What is considered secure as well? Their mobile application... that I should install on a Android, which I have little to no control (unless I got root on it) of how it works and the software that is installed and have to use WiFi or the shitty 4G available on Brazil.

Yeah, it doesn't look very secure too me so... STOP PESTERING ME Yahoo!

How to disable all logging from a Siebel component

You can change parameter to TRUE from the UI:

Here is default output from srvrmgr program:

srvrmgr:ssia811> list hidden param BypassHandler for comp EAIObjMgr_enu


------------- -------- ----------- --------- ------------- ------------- ---------------- ---------------- ---------------- ----------------- ---------------- ----------
BypassHandler False Boolean Subsystem Event Logging Default value Default value N N N N Do not send events to logging

1 row returned.

Here is the output after I changed from UI:

srvrmgr:ssia811> list hidden param BypassHandler for comp EAIObjMgr_enu


------------- -------- ----------- --------- ------------- ----------- ------------------- ---------------- ---------------- ----------------- ---------------- ---------
BypassHandler True Boolean Subsystem Event Logging Comp level Component level set N N N N Do not send events to logging
1 row returned.



  • This is will disable logging completely? Or the component log file will be created empty?

Setting BypassHandler to true will disable logging on component level there should be no logs.
  • This parameter can be enabled to other components?

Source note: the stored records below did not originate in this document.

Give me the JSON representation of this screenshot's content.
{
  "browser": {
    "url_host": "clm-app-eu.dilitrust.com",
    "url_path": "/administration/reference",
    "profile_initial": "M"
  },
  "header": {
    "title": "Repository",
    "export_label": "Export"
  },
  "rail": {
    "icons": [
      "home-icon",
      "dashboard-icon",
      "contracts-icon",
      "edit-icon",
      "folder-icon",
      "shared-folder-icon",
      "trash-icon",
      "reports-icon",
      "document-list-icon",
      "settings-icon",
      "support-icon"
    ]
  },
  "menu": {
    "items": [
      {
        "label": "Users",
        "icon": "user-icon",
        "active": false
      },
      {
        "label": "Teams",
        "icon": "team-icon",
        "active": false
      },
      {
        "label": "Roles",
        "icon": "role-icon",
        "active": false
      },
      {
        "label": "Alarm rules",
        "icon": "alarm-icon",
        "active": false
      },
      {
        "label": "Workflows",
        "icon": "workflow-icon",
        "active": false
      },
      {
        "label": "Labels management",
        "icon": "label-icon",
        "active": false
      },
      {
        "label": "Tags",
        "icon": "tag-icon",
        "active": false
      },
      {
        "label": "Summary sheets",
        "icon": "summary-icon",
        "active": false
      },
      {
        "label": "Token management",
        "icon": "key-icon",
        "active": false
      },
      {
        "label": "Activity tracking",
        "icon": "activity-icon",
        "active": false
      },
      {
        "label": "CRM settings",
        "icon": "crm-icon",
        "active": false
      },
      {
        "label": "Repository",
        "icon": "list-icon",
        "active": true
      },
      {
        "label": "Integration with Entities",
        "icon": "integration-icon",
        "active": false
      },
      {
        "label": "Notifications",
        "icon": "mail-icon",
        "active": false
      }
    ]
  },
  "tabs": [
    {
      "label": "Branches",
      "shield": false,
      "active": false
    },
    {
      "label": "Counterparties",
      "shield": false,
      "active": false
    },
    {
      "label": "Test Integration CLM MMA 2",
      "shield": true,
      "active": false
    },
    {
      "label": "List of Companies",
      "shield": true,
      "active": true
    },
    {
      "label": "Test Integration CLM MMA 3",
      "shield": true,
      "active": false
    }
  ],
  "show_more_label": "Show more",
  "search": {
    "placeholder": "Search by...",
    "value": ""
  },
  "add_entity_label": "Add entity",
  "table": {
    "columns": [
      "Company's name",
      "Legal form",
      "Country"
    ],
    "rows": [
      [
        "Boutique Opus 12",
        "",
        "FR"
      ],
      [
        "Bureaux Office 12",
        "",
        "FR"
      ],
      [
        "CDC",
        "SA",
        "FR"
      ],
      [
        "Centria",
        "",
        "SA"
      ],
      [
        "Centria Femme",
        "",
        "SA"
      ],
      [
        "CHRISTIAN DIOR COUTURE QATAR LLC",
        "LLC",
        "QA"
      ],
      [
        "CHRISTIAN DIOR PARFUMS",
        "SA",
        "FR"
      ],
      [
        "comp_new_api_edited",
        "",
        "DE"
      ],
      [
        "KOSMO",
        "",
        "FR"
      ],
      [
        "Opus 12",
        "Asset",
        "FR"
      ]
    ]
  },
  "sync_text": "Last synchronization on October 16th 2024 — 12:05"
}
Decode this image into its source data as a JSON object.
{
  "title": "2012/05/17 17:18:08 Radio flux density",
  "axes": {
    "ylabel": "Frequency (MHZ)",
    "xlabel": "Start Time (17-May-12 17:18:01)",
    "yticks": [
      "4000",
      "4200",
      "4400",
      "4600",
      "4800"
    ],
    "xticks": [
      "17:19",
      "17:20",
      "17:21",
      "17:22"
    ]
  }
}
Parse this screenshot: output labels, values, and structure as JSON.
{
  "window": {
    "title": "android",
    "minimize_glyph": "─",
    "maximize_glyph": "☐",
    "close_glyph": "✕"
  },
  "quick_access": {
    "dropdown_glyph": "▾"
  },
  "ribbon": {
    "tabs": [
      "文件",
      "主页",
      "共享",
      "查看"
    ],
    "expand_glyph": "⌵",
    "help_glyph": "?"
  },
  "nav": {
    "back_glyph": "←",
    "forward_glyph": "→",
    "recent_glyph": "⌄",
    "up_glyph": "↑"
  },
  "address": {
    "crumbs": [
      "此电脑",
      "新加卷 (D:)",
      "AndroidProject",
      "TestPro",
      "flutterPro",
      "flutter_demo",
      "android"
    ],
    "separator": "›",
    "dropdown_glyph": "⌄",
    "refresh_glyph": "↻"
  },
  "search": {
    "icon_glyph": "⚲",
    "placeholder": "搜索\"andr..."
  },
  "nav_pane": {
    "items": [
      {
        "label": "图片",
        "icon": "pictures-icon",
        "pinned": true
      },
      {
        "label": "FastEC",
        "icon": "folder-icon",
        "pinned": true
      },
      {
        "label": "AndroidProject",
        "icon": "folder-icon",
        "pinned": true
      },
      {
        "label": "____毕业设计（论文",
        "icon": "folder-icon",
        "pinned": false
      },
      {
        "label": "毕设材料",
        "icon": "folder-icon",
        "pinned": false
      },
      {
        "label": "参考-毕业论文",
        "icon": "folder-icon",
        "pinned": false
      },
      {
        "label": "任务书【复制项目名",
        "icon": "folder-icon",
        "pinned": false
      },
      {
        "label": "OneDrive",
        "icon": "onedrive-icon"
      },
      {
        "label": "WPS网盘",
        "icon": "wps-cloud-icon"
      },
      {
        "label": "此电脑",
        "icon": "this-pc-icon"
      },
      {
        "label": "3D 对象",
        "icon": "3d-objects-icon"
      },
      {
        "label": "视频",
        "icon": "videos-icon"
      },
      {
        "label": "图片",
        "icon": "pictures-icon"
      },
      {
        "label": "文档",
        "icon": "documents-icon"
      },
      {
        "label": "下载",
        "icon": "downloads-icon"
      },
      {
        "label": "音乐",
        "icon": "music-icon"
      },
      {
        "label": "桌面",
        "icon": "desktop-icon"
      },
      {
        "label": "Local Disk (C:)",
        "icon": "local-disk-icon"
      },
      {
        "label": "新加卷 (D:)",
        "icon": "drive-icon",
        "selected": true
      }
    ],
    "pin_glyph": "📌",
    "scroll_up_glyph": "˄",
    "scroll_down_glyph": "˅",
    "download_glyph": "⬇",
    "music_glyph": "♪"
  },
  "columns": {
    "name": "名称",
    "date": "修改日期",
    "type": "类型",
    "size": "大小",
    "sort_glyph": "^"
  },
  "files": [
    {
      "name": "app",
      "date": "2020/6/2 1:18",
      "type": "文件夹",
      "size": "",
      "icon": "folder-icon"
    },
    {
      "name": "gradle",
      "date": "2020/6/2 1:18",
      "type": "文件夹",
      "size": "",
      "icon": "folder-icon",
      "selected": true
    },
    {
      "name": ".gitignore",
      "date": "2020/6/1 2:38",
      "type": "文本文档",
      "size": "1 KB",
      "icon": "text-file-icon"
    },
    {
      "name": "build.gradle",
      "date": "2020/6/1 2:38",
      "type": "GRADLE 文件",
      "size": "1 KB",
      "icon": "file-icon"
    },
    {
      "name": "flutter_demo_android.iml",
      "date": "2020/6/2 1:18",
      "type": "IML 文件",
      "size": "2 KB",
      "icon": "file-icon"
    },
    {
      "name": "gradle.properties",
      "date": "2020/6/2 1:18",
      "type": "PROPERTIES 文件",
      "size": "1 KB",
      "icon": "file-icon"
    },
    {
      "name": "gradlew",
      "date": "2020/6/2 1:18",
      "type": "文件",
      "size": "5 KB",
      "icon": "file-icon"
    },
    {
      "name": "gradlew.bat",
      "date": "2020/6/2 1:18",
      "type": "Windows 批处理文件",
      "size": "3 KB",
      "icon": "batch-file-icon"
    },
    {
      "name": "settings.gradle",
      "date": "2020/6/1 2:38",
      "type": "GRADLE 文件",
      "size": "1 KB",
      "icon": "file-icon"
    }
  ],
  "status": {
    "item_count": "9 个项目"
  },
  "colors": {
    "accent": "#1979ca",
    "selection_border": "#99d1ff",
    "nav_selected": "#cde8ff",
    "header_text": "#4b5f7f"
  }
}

What are the restrictions?

You can enable same parameter for another components – no restrictions.
  • Is the output from srvrmgr "list hidden param" a bug?

It is not a bug, work this way as designed.